§ Data records
=======

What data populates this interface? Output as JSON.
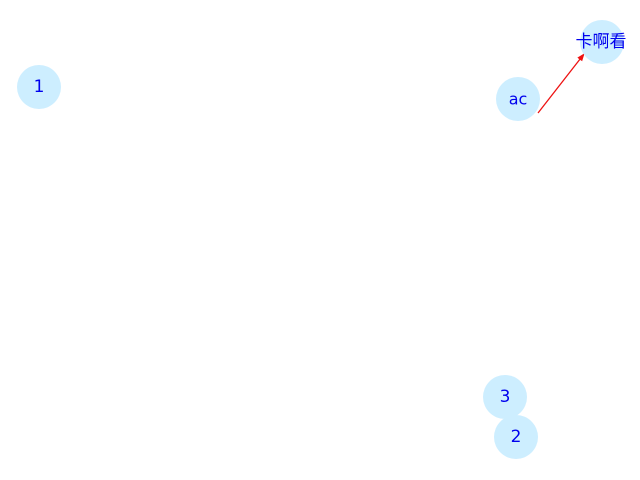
{
  "graph": {
    "colors": {
      "background": "#ffffff",
      "node_fill": "#cdeeff",
      "label_text": "#0000ee",
      "edge": "#ee1111"
    },
    "nodes": [
      {
        "id": "n1",
        "label": "1"
      },
      {
        "id": "nac",
        "label": "ac"
      },
      {
        "id": "nkak",
        "label": "卡啊看"
      },
      {
        "id": "n3",
        "label": "3"
      },
      {
        "id": "n2",
        "label": "2"
      }
    ],
    "edges": [
      {
        "from": "nac",
        "to": "nkak",
        "directed": true
      }
    ]
  }
}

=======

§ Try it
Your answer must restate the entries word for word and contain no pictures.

§ Finished exercise
What data populates this interface? Output as JSON.
{
  "graph": {
    "colors": {
      "background": "#ffffff",
      "node_fill": "#cdeeff",
      "label_text": "#0000ee",
      "edge": "#ee1111"
    },
    "nodes": [
      {
        "id": "n1",
        "label": "1"
      },
      {
        "id": "nac",
        "label": "ac"
      },
      {
        "id": "nkak",
        "label": "卡啊看"
      },
      {
        "id": "n3",
        "label": "3"
      },
      {
        "id": "n2",
        "label": "2"
      }
    ],
    "edges": [
      {
        "from": "nac",
        "to": "nkak",
        "directed": true
      }
    ]
  }
}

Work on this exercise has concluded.